Researchers said a fresh examination showed a malformation on a Centrosaurus was a manifestation of osteosarcoma, an aggressive bone cancer, making this the first known example of a dinosaur afflicted by malignant cancer.
Switzerland-based Myovant announced an 88 percent one-year response rate in the positive Phase III LIBERTY extension study of once-daily, oral relugolix combination therapy in women with heavy menstrual bleeding associated with uterine fibroids.
The European Commission granted marketing authorization to Amgen and UCB for Evenity (romosozumab) for treating severe osteoporosis in postmenopausal women at high risk of fracture.
The U.S. FDA approved a bone-building drug from Pfenex Inc. to treat osteoporosis in certain patients at high risk for fractures, marking the company’s first commercial product.
People who track their daily steps may not only be more active, they may also be less likely to develop health problems that lead to events like heart attacks or broken bones, a new study suggests.
Amgen Inc. set the U.S. list price for the company’s new Evenity osteoporosis drug at $1,825 a month, or $21,900 for a full 12-month course of injections.
Amgen and UCB announced that the U.S. FDA approved Evenity (romosozumab-aqqg) for the treatment of osteoporosis in postmenopausal women at high risk for fracture.
EMA committee recommends restrictions on fluoroquinolone, quinolone antibioticsAntibiotics, Birth Defects, Blockbusters, Bones, Committee for Medicinal Products for Human Use (CHMP), European Medicines Agency (EMA), FDA, FDA/Regulatory, Fluoroquinolones, Integrase inhibitors, Muscles, Nervous System, Pharmacovigilance Risk Assessment Committee (PRAC), Quinolone, Tendons
The EMA’s risk assessment committee recommended restrictions on the use of the broad-spectrum antibiotics.
Decreasing sensitivity to insulin — often associated with obesity and eventual type 2 diabetes — may also cause young adults to have lower bone mass at a time of life when it should be at its peak, Korean researchers say.

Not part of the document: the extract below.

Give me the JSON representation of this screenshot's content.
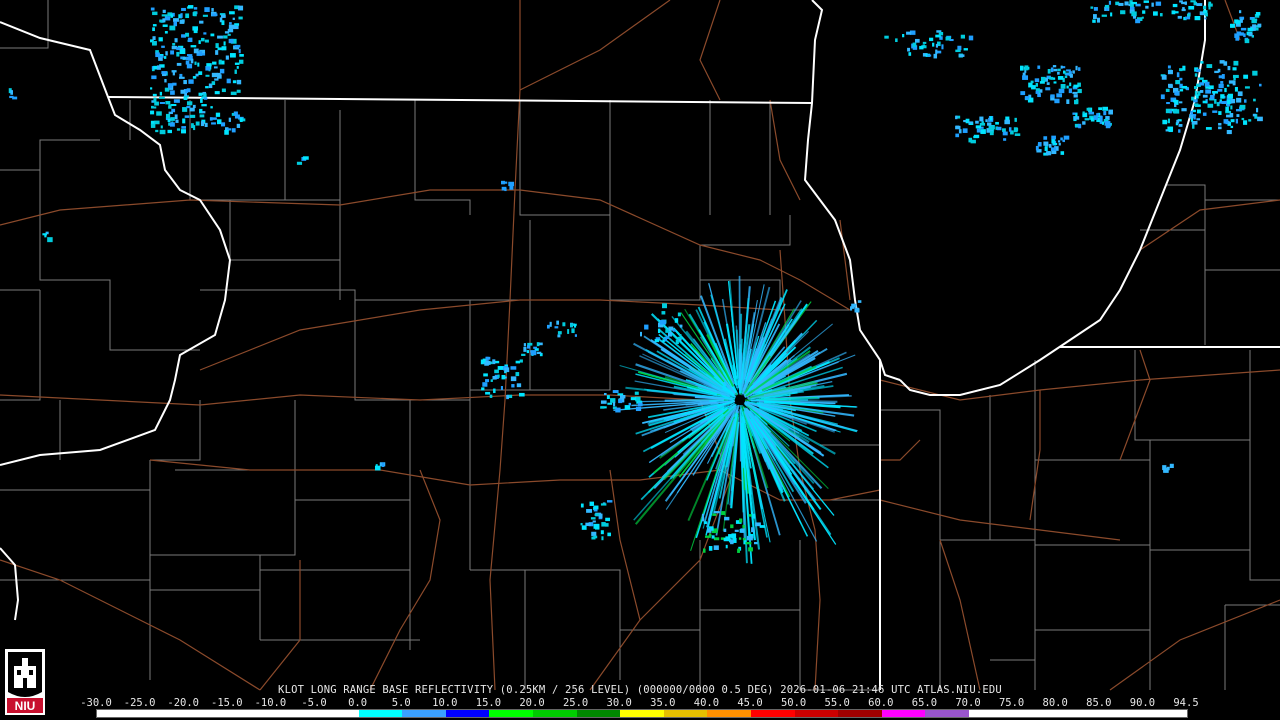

A federal jury in Dallas ordered Johnson & Johnson and its DePuy Orthopaedics unit to pay more than $1 billion to six plaintiffs who said they were injured by Pinnacle hip implants.